# YOUR OBJECTIVE:
Give back all of the data exactly as it appears here.

● ● ●

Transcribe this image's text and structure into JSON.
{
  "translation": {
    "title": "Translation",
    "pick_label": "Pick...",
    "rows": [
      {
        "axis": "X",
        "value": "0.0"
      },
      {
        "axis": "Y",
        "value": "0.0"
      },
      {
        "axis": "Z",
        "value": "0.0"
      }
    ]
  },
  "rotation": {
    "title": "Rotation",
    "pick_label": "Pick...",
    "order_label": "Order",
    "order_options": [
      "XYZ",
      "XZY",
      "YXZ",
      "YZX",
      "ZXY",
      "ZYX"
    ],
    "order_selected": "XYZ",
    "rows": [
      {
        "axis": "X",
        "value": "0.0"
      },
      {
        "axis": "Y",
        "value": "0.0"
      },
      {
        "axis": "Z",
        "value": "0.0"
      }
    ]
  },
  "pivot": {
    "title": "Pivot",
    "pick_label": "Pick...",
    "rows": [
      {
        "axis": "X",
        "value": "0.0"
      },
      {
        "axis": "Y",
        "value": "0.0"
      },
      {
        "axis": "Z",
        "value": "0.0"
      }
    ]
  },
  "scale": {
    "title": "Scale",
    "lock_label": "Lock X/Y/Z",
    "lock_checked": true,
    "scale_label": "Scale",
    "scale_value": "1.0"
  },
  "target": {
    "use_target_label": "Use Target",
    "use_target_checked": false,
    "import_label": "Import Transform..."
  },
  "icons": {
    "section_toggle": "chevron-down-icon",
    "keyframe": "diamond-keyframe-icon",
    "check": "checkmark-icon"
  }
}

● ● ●

# ANSWER FOR THE TASK:
Transcribe this image's text and structure into JSON.
{
  "translation": {
    "title": "Translation",
    "pick_label": "Pick...",
    "rows": [
      {
        "axis": "X",
        "value": "0.0"
      },
      {
        "axis": "Y",
        "value": "0.0"
      },
      {
        "axis": "Z",
        "value": "0.0"
      }
    ]
  },
  "rotation": {
    "title": "Rotation",
    "pick_label": "Pick...",
    "order_label": "Order",
    "order_options": [
      "XYZ",
      "XZY",
      "YXZ",
      "YZX",
      "ZXY",
      "ZYX"
    ],
    "order_selected": "XYZ",
    "rows": [
      {
        "axis": "X",
        "value": "0.0"
      },
      {
        "axis": "Y",
        "value": "0.0"
      },
      {
        "axis": "Z",
        "value": "0.0"
      }
    ]
  },
  "pivot": {
    "title": "Pivot",
    "pick_label": "Pick...",
    "rows": [
      {
        "axis": "X",
        "value": "0.0"
      },
      {
        "axis": "Y",
        "value": "0.0"
      },
      {
        "axis": "Z",
        "value": "0.0"
      }
    ]
  },
  "scale": {
    "title": "Scale",
    "lock_label": "Lock X/Y/Z",
    "lock_checked": true,
    "scale_label": "Scale",
    "scale_value": "1.0"
  },
  "target": {
    "use_target_label": "Use Target",
    "use_target_checked": false,
    "import_label": "Import Transform..."
  },
  "icons": {
    "section_toggle": "chevron-down-icon",
    "keyframe": "diamond-keyframe-icon",
    "check": "checkmark-icon"
  }
}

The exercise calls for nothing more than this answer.